afford love — $100 a piece — and the option’s open to whomever’s ready to buy the company for a sweet $100K. Ladies and Gentlemen, Get your Amex Black cards ready!
As if there weren’t already enough ways to waste time on the internet, here comes Chime.tv. It’s a website that brings the videos hosted on Youtube, Veoh, Dailymotion, Google video amongst others all to one place. Sounds great, right? With a database that big, you should be able to find anything on Chime. You should be able to watch yourself eating breakfast this morning as captured by spy satellites. You should be able to watch Lebron James’ junior high school games. You should be able to see every episode of Transformers in its entirety. Theoretically, anyhow.

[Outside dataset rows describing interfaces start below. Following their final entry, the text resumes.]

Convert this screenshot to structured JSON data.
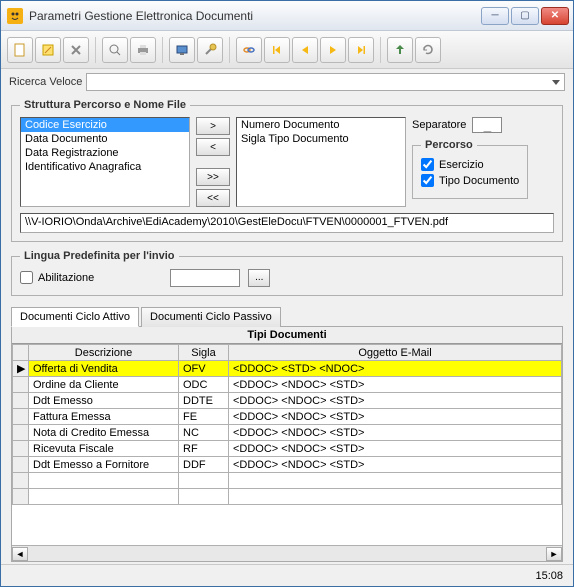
{
  "window": {
    "title": "Parametri Gestione Elettronica Documenti"
  },
  "quicksearch": {
    "label": "Ricerca Veloce"
  },
  "structGroup": {
    "legend": "Struttura Percorso e Nome File",
    "leftList": [
      "Codice Esercizio",
      "Data Documento",
      "Data Registrazione",
      "Identificativo Anagrafica"
    ],
    "rightList": [
      "Numero Documento",
      "Sigla Tipo Documento"
    ],
    "btn_add": ">",
    "btn_remove": "<",
    "btn_addall": ">>",
    "btn_removeall": "<<",
    "sepLabel": "Separatore",
    "sepValue": "_",
    "pathGroup": {
      "legend": "Percorso",
      "chkEsercizio": "Esercizio",
      "chkTipoDoc": "Tipo Documento"
    },
    "path": "\\\\V-IORIO\\Onda\\Archive\\EdiAcademy\\2010\\GestEleDocu\\FTVEN\\0000001_FTVEN.pdf"
  },
  "langGroup": {
    "legend": "Lingua Predefinita per l'invio",
    "chkLabel": "Abilitazione",
    "browseLabel": "..."
  },
  "tabs": {
    "attivo": "Documenti Ciclo Attivo",
    "passivo": "Documenti Ciclo Passivo"
  },
  "grid": {
    "title": "Tipi Documenti",
    "cols": {
      "desc": "Descrizione",
      "sigla": "Sigla",
      "ogg": "Oggetto E-Mail"
    },
    "rows": [
      {
        "desc": "Offerta di Vendita",
        "sigla": "OFV",
        "ogg": "<DDOC> <STD> <NDOC>"
      },
      {
        "desc": "Ordine da Cliente",
        "sigla": "ODC",
        "ogg": "<DDOC> <NDOC> <STD>"
      },
      {
        "desc": "Ddt Emesso",
        "sigla": "DDTE",
        "ogg": "<DDOC> <NDOC> <STD>"
      },
      {
        "desc": "Fattura Emessa",
        "sigla": "FE",
        "ogg": "<DDOC> <NDOC> <STD>"
      },
      {
        "desc": "Nota di Credito Emessa",
        "sigla": "NC",
        "ogg": "<DDOC> <NDOC> <STD>"
      },
      {
        "desc": "Ricevuta Fiscale",
        "sigla": "RF",
        "ogg": "<DDOC> <NDOC> <STD>"
      },
      {
        "desc": "Ddt Emesso a Fornitore",
        "sigla": "DDF",
        "ogg": "<DDOC> <NDOC> <STD>"
      }
    ]
  },
  "status": {
    "time": "15:08"
  }
}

As with all first incarnations of web start-ups, there’s some kinks to be worked out, but how the site works is explained by a blonde hottie in a short instructional video. As for the videos themselves, rest assured that if you search the same term in Youtube and Chime, Chime will bring you different results. It’s especially useful for hard to find videos. For instance, my roommate and I were trying to find videos of an old SNL sketch called “The Chris Farley” show. In one “episode,” Chris interviews Sir Paul McCartney (“hey, remember when you were with the Beatles?”); Chime found it in a Google video, but no one’s uploaded it to Youtube yet. In that sense, Chime is to Youtube as Dogpile is to Google. It doesn’t need to be your first resource — who’s to say it doesn’t have the potential, though? — but it’s nice to know it’s there anyway.
I believe that everyone is an expert in at least one subject. The common problem is that it’s not always easy to leverage your knowledge in the form of advice and make money from it. Well that problem is all but extinct now thanks to this brand new service called Ether, which makes it easy to sell what you say. When you sign up for Ether, you get a free Ether Phone Number that you configure to forward calls to your actual home or cell phone. You then set your rate, which can be on an hourly basis or flat fee. Next, you set the hours that you are willing to take calls, so you don’t get a call in the middle of the night. The great thing about Ether is that you can put your Ether Phone Number anywhere – on your website, business card, blog, whatever! Ether’s commission for Beta sign-ups is currently 10% and there are no setup, connection, or monthly fees. Sign up now and start makin that money.